Although the physical connection to one another during these recent times is much less than before, the world is more connected than ever globally through news and media.

Yoga calls for our human empathy for humanitarian cases despite the vast distance between us and the epicentre of the issue. Through his paintings, Yoga reflects on the refugee issue and how it relates to world history. 

The Road on the Bilad Syam 2
2021, Oil on Canvas
200 x 160 cm
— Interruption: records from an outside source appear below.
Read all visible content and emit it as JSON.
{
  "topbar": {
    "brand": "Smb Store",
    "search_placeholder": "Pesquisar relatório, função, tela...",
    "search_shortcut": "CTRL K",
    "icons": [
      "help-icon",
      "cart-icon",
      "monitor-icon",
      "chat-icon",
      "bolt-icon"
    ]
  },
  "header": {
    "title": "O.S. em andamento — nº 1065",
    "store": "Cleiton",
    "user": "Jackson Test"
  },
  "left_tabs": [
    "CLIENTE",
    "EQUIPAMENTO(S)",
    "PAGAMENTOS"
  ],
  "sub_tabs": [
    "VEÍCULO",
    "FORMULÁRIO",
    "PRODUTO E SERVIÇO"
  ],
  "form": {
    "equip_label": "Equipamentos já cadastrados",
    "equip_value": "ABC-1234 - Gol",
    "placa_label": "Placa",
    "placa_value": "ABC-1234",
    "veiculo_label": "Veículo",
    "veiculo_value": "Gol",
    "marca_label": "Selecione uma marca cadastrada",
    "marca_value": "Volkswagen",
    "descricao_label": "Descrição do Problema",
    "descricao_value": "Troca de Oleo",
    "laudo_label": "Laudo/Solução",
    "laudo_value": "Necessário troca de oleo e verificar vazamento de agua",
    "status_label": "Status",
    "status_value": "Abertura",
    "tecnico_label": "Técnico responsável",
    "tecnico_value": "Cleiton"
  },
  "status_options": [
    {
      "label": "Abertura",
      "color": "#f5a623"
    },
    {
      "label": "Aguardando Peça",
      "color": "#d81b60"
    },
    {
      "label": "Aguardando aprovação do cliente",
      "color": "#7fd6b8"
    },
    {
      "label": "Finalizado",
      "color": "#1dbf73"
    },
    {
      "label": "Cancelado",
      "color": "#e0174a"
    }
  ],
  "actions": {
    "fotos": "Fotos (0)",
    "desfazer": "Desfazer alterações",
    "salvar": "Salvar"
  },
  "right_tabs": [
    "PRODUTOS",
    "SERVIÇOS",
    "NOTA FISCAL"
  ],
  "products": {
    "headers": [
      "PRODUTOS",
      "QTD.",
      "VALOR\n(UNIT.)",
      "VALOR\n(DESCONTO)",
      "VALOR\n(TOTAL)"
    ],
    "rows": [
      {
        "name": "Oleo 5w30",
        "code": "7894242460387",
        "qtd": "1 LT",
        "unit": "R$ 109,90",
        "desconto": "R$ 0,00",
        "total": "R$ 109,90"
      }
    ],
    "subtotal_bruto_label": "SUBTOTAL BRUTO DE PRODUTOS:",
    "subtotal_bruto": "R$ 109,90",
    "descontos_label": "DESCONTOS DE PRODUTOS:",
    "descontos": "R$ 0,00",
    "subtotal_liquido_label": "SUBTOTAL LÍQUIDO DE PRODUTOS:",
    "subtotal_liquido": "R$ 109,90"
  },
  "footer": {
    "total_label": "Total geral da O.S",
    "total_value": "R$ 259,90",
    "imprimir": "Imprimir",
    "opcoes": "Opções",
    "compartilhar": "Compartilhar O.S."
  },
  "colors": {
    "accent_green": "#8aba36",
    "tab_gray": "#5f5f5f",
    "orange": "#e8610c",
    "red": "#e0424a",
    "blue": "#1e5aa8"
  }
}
The Road on the Bilad Syam 2 depicts a family of refugees having nowhere to go, forced to leave their homeland, walking and stranded on the road day and night. Bilad Syam or Bilad Al-Sham is the historical name for a wide area encompassing the middle of Damascus, Palestine, to Hejaz. In this area, many people have become uprooted from their homeland and families. Because of Yoga’s deep empathy and concern towards the refugee issue, Bilad Al-Sham has become a constant inspiration and subject matter in Yoga’s paintings. His artworks do not stress the political ideology or social issue that causes chaos in this region, but rather the need for basic human empathy in viewing others’ struggles.

2021, Oil on Canvas
140 x 120 cm

The subject in his most recent painting titled Mindfields still follows the theme of Bilad Syam, yet has developed a different attitude of art-making. The painting depicts a date tree with jute sacks covering the bunches of date fruits. The farmers need to cover and ‘incubate’ the fruit to protect it from pests and hot weather and keep its sweetness. Yoga witnessed this practice in real life and felt that this act reflects the inner workings of his mind during the recent isolated times. He views the increased studio and reflective time as a mental incubation to develop his artworks, lines, colour, gestures, and concepts. The time in his studio also helps to keep his thoughts from distractions and keep his focus sharp. Mindfields is the first piece of his upcoming series of works.  

Herru Yoga
(b. 1989, Batusangkar, Indonesia)

Herru Yoga pursued his passion and dedication for the arts through an unconventional route. Unlike his peers, he decided to leave the Indonesian Institute of Art, Yogyakarta, in 2008 to pursue French literature, graduating from Département de la Langue Français in 2014. His love for literature and culture, in turn, nourishes the contextual depth of his artworks. Yoga is the First Place winner for the Qatar Doha Youth Innovation Award for the visual arts (Globe Contemporary Art Categories) and the runner up for Asian regional (Contemporary Art Categories) Dhaka Youth Capital award, Bangladesh, 2021.

Yoga juxtaposes two historical painting techniques: the Baroque era’s mastery of chiaroscuro and the gestural handling of paint indebted to Abstract Expressionism. Yoga’s narrative works tend to raise the theme of history, humanity, current issues, identities and world figures, while at the same time attempt to build the epic and colossal energy missing from many contemporary art oeuvres.